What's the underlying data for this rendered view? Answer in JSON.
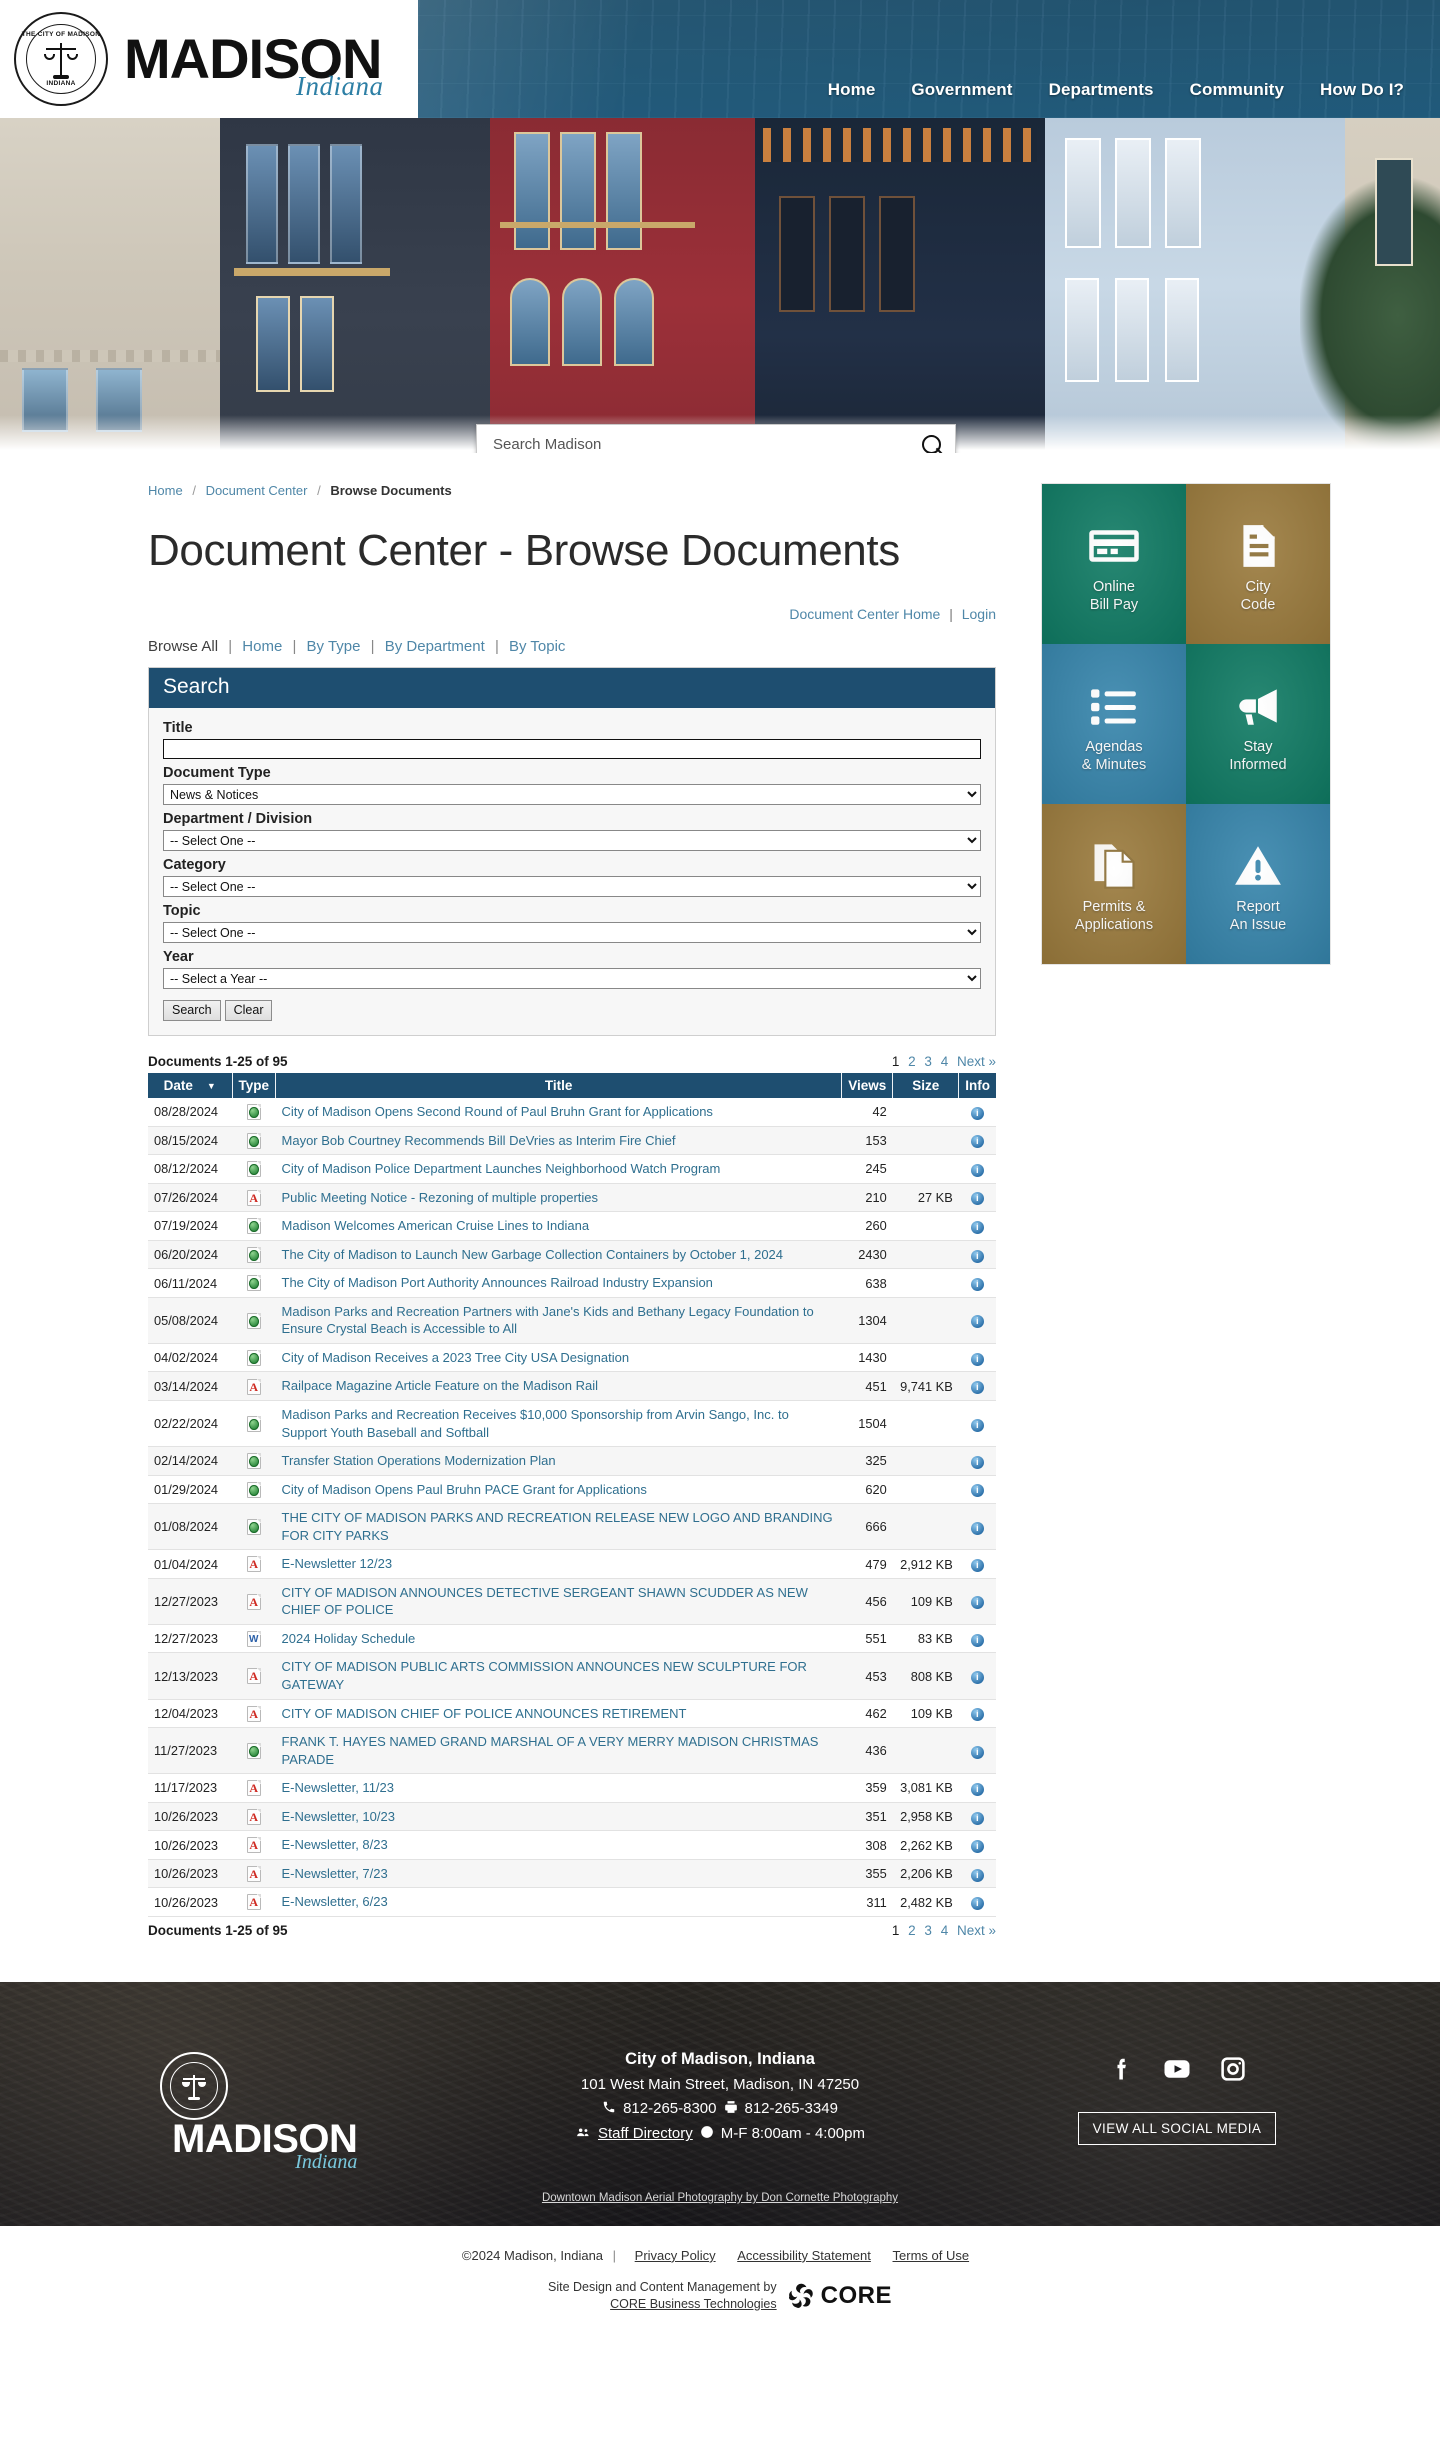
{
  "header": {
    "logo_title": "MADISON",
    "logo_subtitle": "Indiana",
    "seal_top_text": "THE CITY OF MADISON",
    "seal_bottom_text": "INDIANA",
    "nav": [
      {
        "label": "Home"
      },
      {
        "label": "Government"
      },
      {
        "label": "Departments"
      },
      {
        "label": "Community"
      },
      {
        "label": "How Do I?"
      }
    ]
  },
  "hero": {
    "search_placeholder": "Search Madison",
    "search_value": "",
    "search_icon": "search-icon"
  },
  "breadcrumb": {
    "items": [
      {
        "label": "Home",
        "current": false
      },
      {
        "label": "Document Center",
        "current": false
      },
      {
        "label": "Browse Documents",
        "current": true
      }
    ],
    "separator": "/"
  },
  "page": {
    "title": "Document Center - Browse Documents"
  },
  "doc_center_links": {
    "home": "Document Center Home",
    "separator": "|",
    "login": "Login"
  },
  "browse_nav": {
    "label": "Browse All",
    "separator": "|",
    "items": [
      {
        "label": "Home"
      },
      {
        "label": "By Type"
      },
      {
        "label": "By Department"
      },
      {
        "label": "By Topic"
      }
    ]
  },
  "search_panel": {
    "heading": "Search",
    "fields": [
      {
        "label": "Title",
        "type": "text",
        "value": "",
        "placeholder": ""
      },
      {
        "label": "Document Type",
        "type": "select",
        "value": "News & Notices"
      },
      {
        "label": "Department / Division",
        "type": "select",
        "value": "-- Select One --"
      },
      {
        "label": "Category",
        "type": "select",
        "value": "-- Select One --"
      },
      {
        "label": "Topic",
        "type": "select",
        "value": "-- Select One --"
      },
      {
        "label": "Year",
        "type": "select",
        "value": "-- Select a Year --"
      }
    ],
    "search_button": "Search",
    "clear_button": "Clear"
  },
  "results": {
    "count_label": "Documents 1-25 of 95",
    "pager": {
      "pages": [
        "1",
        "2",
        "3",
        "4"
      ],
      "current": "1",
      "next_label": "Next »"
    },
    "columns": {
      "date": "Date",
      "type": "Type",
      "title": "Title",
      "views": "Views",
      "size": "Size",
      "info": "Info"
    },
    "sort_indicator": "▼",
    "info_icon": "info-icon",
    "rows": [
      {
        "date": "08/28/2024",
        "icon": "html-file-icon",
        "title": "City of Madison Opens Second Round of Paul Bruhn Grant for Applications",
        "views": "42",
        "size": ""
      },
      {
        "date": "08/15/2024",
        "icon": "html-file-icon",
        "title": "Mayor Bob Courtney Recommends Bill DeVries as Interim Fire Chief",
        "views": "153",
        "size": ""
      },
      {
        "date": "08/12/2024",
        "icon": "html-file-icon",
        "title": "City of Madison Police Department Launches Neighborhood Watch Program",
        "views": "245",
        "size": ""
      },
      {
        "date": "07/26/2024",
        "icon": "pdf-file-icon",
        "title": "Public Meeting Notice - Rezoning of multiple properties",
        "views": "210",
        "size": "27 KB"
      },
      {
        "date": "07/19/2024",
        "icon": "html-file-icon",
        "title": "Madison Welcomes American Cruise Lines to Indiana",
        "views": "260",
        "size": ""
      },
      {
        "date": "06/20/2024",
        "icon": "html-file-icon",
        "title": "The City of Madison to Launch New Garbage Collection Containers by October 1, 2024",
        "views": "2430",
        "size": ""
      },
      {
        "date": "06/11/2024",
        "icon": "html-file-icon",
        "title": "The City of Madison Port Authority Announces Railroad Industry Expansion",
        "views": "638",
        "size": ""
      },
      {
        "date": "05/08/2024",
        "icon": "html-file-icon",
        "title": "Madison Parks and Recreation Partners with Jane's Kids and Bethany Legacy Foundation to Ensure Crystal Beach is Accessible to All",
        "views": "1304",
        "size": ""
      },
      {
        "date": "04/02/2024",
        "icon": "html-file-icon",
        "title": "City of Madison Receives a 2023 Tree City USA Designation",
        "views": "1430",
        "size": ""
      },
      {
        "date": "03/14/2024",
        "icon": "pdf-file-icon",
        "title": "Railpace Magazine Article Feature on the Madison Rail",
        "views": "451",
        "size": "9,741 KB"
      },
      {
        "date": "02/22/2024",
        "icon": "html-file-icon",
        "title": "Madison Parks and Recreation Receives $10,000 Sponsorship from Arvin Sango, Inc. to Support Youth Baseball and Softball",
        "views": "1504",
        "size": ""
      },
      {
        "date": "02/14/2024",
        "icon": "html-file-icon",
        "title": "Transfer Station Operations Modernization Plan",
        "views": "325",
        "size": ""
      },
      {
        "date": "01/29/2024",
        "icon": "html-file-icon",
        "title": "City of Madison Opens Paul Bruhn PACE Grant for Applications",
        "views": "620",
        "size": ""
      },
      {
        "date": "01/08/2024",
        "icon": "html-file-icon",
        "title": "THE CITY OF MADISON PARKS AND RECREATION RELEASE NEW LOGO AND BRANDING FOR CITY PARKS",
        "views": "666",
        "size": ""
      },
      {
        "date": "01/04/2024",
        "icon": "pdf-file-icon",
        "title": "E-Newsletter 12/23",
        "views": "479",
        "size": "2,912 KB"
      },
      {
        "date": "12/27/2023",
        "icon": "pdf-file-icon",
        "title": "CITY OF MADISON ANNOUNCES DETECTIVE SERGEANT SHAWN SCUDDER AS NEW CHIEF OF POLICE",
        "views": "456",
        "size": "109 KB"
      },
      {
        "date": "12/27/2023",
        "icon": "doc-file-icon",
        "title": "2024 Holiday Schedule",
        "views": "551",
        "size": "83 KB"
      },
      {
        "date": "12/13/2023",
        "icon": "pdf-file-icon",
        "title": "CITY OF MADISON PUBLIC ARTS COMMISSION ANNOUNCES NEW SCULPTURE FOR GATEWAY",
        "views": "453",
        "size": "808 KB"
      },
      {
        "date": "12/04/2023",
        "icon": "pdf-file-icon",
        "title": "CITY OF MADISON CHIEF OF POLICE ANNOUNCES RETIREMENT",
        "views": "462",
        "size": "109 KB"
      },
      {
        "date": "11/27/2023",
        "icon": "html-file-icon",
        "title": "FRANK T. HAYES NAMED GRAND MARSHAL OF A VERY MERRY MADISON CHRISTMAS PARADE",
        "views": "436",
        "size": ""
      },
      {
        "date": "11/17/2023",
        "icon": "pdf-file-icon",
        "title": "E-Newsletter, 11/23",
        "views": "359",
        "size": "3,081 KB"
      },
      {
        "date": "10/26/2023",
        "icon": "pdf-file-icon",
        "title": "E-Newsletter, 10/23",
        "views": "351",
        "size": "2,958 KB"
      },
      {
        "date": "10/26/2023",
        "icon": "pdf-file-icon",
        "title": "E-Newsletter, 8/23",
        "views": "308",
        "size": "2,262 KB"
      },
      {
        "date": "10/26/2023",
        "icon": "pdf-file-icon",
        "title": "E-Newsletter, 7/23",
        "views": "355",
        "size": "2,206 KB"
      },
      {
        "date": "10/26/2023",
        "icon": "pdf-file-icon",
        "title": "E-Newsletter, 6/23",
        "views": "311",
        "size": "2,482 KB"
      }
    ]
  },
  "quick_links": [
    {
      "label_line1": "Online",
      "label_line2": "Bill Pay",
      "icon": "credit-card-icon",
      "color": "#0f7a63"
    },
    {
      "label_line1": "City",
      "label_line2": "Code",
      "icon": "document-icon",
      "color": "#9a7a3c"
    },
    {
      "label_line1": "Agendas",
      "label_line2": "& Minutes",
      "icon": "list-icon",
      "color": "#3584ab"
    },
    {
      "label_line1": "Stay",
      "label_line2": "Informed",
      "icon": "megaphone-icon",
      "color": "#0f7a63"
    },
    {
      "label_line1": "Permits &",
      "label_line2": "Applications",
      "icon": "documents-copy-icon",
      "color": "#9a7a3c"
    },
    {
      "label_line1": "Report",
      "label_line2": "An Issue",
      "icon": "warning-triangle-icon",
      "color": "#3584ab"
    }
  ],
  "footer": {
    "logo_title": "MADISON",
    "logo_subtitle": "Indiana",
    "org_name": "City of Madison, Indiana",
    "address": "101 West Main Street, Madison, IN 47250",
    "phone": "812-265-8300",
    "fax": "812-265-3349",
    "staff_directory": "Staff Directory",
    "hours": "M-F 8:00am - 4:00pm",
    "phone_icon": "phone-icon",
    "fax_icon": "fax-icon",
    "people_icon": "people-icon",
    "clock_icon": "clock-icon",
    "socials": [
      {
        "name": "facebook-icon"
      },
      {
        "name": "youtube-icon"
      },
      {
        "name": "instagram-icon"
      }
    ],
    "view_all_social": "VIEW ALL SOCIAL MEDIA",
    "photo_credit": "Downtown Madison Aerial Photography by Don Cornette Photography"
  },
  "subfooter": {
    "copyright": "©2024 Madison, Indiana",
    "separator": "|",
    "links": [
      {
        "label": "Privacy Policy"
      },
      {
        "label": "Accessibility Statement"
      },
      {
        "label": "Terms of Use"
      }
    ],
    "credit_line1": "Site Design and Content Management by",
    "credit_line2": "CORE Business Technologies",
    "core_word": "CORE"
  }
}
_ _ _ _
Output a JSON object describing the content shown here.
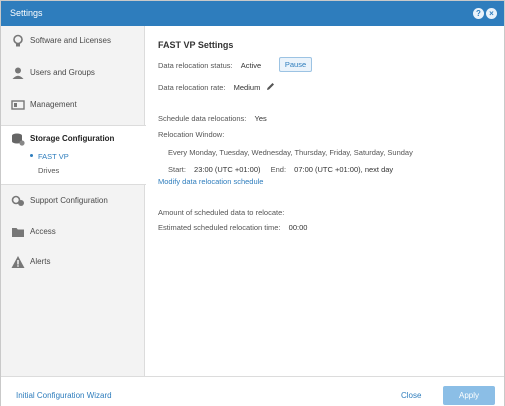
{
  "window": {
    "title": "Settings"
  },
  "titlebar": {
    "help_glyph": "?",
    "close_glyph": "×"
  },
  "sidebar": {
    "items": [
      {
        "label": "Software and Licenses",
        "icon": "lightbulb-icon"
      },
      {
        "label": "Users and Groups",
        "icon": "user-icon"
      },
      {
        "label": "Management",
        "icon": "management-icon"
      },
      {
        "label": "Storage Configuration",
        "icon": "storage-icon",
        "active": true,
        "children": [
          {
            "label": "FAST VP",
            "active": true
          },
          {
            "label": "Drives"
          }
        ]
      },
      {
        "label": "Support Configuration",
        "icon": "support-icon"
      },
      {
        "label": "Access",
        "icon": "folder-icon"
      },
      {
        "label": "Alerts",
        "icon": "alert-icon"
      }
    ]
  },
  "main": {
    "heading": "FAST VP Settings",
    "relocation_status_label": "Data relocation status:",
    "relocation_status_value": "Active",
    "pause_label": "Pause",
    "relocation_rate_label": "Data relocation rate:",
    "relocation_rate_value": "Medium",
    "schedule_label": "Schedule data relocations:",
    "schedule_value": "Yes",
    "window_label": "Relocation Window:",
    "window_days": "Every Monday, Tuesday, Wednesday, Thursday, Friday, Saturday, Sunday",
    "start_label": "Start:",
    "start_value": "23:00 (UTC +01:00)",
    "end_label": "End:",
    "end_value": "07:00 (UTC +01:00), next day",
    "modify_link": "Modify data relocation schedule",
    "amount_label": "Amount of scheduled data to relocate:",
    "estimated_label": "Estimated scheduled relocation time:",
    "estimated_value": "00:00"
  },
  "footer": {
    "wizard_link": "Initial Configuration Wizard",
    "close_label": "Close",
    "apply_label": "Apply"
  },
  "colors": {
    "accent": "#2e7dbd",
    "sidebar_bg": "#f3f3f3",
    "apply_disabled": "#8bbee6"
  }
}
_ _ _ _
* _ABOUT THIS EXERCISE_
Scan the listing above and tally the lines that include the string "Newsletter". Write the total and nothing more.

* _WRITTEN ANSWER_
6